This post’s title is an allusion to The Design of Everyday Things, by Don Norman. It’s a great book, and has a reputation to match. Today I started digging into Don’t Make Me Think by Steve Krug, another book with a great reputation, and so far it’s following through. The title, however has me wanting to run for the hills, and I think a lot of folks who tend to dismiss user interface design as a discipline react similarly.
It’s hard to come up with a better sound byte to turn off people who see computers as interesting puzzles, and derive great joy from thinking about them. Here’s a quote from the book that provides a bit more context:
And as a rule, people don’t like to puzzle over how to do things. They enjoy puzzles in their place—when they want to be entertained or challenged—but not when they’re trying to find out what time their dry cleaner closes.
This is a totally reasonable statement, but it betrays something I’ve lamented about the user interface design literature in general: it focuses heavily on, in Don Norman’s words, everyday things. As great as these books are, I am not excited by the idea of designing everyday things. I want to design extraordinary things.

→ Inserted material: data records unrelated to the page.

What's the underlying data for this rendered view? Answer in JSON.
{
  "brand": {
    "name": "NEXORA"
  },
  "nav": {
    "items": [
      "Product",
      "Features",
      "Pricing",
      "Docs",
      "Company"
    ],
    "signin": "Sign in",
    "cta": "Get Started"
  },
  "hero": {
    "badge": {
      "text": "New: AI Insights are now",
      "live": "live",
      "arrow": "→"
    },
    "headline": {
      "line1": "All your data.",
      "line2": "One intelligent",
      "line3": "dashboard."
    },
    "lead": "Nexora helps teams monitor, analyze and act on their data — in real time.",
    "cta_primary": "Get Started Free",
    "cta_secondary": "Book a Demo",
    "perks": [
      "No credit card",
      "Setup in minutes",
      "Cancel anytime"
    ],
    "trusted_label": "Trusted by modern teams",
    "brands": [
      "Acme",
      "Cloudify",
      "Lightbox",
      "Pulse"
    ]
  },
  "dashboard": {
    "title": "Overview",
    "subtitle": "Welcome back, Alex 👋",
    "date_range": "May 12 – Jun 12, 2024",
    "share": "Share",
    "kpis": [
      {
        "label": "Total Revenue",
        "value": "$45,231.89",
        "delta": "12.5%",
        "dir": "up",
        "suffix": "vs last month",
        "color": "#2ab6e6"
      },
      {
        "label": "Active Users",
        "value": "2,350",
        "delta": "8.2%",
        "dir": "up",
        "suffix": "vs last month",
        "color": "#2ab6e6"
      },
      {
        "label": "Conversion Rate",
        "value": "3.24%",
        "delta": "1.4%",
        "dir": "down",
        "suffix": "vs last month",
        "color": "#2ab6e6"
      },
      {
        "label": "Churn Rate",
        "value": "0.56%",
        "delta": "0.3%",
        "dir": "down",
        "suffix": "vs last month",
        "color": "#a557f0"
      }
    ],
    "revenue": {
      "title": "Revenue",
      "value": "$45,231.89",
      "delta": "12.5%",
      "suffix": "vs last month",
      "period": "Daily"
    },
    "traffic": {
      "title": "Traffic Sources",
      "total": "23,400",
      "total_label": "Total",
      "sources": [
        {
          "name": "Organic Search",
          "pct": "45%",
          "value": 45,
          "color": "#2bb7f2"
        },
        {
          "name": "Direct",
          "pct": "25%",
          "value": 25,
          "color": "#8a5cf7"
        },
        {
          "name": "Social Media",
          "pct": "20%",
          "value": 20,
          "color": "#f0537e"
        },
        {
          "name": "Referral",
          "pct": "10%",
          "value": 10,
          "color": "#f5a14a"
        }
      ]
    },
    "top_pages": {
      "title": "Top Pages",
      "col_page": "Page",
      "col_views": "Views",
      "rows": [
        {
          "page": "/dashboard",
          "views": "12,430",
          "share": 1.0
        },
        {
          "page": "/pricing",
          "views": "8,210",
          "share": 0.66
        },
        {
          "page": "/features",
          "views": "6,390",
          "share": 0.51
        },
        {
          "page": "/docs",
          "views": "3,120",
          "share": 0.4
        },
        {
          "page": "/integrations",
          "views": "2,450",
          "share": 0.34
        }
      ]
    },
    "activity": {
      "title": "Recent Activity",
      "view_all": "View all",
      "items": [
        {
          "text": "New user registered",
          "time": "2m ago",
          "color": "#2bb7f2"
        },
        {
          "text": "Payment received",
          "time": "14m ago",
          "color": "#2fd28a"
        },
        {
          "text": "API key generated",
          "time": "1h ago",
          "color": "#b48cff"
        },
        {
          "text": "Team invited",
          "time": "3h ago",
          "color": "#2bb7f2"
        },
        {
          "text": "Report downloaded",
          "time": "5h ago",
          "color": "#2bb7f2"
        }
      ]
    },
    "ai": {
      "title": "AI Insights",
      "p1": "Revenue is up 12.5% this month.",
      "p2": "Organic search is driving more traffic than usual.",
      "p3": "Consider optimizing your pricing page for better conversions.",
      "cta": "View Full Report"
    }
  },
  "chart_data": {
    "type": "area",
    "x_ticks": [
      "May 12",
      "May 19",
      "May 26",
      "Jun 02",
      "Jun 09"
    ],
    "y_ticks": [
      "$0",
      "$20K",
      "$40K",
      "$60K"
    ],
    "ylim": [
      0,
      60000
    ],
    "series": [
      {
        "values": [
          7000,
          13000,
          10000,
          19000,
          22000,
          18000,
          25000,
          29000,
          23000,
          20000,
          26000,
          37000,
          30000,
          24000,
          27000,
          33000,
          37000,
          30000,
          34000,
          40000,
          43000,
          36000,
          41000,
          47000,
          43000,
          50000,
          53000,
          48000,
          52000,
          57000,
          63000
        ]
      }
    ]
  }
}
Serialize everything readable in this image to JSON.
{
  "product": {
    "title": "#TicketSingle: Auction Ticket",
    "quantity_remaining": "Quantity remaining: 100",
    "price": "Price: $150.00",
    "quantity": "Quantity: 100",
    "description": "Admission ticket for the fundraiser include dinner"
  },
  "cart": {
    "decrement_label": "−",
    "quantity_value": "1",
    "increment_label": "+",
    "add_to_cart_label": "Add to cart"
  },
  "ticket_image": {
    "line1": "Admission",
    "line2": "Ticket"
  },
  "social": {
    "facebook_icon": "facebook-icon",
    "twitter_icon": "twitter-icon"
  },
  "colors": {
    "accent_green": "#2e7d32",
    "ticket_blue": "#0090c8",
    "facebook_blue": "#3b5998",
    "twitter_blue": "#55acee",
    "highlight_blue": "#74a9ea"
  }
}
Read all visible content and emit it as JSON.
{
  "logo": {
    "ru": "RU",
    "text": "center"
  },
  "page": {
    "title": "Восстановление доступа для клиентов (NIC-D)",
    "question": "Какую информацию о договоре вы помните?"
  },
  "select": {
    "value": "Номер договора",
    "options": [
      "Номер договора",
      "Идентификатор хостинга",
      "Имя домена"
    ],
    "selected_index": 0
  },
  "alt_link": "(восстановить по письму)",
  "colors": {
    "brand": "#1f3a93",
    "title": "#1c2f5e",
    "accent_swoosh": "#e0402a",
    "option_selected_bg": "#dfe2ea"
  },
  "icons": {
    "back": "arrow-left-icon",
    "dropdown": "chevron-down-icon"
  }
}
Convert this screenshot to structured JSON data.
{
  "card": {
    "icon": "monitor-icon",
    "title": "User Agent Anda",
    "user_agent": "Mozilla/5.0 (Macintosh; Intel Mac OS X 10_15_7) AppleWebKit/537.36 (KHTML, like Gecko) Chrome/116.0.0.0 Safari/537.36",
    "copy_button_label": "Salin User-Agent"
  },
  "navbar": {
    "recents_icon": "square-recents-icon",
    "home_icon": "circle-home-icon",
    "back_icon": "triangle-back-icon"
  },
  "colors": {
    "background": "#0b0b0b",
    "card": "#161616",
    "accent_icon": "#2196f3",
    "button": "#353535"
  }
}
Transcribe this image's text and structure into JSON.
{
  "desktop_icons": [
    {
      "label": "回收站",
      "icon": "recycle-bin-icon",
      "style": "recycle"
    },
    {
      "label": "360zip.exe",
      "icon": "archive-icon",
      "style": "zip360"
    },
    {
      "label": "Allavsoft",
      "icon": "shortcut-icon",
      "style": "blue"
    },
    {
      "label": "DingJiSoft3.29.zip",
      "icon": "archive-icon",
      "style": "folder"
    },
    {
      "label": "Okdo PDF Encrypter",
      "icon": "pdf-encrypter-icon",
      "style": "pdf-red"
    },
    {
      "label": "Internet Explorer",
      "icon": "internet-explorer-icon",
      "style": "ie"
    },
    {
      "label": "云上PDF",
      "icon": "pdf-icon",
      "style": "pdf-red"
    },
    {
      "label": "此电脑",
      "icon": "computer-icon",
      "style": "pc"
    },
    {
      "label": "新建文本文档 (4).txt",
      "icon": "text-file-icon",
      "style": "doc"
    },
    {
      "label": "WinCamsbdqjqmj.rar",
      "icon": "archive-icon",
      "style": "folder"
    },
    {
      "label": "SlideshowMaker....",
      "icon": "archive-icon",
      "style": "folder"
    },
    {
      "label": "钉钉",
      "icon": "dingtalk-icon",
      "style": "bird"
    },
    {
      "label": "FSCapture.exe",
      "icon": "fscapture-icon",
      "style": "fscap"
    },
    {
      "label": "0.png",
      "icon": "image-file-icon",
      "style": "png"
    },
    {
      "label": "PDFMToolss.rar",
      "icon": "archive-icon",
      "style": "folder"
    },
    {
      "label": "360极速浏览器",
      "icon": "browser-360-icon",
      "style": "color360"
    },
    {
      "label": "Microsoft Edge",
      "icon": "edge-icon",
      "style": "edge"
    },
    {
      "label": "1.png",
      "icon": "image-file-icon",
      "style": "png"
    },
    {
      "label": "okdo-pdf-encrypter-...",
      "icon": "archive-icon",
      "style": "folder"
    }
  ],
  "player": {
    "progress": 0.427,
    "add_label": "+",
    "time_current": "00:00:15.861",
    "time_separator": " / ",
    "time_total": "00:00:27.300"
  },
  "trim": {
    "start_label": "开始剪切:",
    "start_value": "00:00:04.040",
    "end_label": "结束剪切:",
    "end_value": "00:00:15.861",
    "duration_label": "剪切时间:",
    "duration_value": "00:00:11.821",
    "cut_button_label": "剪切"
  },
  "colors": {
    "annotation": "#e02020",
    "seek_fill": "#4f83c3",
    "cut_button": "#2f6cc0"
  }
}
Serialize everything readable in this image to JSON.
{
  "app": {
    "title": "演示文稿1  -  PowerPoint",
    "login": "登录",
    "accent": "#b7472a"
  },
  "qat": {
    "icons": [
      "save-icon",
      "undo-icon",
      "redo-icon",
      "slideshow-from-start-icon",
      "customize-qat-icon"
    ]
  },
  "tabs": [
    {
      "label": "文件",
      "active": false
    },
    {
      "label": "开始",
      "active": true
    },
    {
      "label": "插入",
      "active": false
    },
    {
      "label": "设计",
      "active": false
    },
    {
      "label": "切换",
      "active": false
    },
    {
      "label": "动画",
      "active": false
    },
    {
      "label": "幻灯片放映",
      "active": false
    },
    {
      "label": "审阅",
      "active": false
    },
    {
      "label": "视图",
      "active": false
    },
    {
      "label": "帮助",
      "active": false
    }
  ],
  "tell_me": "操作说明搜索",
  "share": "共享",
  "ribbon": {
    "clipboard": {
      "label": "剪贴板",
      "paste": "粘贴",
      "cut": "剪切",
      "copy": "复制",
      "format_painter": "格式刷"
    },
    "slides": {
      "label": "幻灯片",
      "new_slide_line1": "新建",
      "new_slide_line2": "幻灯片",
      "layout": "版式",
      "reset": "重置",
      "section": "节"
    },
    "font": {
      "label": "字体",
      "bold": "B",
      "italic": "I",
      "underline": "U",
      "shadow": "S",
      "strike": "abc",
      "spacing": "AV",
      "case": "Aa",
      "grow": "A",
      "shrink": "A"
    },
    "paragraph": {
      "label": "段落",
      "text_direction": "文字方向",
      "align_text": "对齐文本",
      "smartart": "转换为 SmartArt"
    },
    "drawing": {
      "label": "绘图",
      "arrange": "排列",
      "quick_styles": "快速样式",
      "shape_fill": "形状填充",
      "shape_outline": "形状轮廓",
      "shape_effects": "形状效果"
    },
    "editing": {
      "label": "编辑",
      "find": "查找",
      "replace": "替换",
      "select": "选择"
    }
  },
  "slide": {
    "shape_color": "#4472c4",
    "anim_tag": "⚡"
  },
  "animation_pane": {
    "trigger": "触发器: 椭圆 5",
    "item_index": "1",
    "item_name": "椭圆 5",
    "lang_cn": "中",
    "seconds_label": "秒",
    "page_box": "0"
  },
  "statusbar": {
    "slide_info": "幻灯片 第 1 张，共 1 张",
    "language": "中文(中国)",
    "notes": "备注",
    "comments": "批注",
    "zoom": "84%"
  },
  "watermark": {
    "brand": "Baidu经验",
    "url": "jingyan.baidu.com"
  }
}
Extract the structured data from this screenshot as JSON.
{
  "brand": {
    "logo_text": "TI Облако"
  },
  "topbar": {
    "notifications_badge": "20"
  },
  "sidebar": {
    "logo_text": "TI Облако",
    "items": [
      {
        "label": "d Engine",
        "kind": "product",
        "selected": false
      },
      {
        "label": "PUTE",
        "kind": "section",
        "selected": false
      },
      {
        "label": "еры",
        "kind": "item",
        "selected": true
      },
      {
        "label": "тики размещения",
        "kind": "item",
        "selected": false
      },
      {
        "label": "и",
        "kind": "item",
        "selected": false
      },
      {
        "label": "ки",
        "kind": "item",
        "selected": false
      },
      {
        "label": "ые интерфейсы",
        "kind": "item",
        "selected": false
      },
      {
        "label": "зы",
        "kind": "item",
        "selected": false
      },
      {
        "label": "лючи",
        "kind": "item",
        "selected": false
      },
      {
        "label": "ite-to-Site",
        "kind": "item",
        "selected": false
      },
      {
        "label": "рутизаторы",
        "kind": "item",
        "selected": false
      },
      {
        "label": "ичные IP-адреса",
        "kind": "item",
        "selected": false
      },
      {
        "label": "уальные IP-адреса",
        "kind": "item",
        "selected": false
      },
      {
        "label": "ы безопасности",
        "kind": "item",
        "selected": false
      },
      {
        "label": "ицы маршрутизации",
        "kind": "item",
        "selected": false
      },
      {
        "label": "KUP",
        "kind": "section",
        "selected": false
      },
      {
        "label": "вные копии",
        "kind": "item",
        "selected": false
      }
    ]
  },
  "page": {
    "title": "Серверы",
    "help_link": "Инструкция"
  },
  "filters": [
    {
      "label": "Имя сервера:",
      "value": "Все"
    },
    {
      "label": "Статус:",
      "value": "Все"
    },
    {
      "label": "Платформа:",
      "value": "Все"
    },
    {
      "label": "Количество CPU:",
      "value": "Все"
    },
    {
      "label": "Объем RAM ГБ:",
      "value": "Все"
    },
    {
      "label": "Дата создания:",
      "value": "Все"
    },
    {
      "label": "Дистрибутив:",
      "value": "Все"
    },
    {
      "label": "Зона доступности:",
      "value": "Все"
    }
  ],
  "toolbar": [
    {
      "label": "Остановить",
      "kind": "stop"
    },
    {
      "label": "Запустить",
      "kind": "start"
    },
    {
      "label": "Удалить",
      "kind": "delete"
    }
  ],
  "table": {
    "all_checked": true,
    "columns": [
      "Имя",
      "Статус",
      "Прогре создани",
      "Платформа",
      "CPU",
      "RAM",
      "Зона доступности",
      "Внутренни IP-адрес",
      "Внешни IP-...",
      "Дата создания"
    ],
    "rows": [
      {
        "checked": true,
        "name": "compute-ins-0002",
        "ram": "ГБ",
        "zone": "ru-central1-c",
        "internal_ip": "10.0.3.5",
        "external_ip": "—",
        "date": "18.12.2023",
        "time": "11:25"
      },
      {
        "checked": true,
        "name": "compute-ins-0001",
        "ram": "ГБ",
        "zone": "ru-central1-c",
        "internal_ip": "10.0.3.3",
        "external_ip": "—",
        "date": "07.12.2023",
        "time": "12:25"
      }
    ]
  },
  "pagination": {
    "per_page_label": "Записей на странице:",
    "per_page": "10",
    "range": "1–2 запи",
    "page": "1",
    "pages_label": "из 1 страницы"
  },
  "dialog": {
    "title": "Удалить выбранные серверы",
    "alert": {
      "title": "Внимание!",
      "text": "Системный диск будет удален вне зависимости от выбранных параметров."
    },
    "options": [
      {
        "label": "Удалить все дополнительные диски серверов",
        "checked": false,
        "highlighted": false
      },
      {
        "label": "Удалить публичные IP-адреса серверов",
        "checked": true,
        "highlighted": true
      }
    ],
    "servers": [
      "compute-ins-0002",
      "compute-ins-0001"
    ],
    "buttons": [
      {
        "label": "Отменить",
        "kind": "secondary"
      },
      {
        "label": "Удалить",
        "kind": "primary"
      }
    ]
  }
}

I suspect the same is true of folks who design things like git, a powerful tool with a simple conceptual model and a horrible interface to it, or PGP, a tool that fills a really important niche better than anything out there — but is only used by geeks and folks whose lives depend on it.
It’s also probably true of people who will design brilliant systems that could bring back some much-needed privacy to the world, make the internet more secure for everyone, give people more autonomy, make it harder for oppressive regimes to censor critics, spur innovation, and so much more — if only they were actually usable.
It’s definitely true of folks who design the tools those people will use; when was the last time you heard of a UX designer helping out with the design of a programming language?
There are so many missed opportunities for great, innovative, important developments that people will actually use, because systems hackers and UX people tend to butt heads. I’d like to see less of that.
To systems hackers: give these books a shot. While they’ve got some problems, there’s some good advice in there. Most of it is common sense, but as Krug’s book says:
Like a lot of common sense, though, it’s not necessarily obvious until after someone’s pointed it out to you.
The basics are not hard stuff, and it’s worth your time to learn.
To user interface experts: think big. Write about how to design tools for serious work. You’re capable of more than helping people pick up their dry cleaning. Do something extraordinary.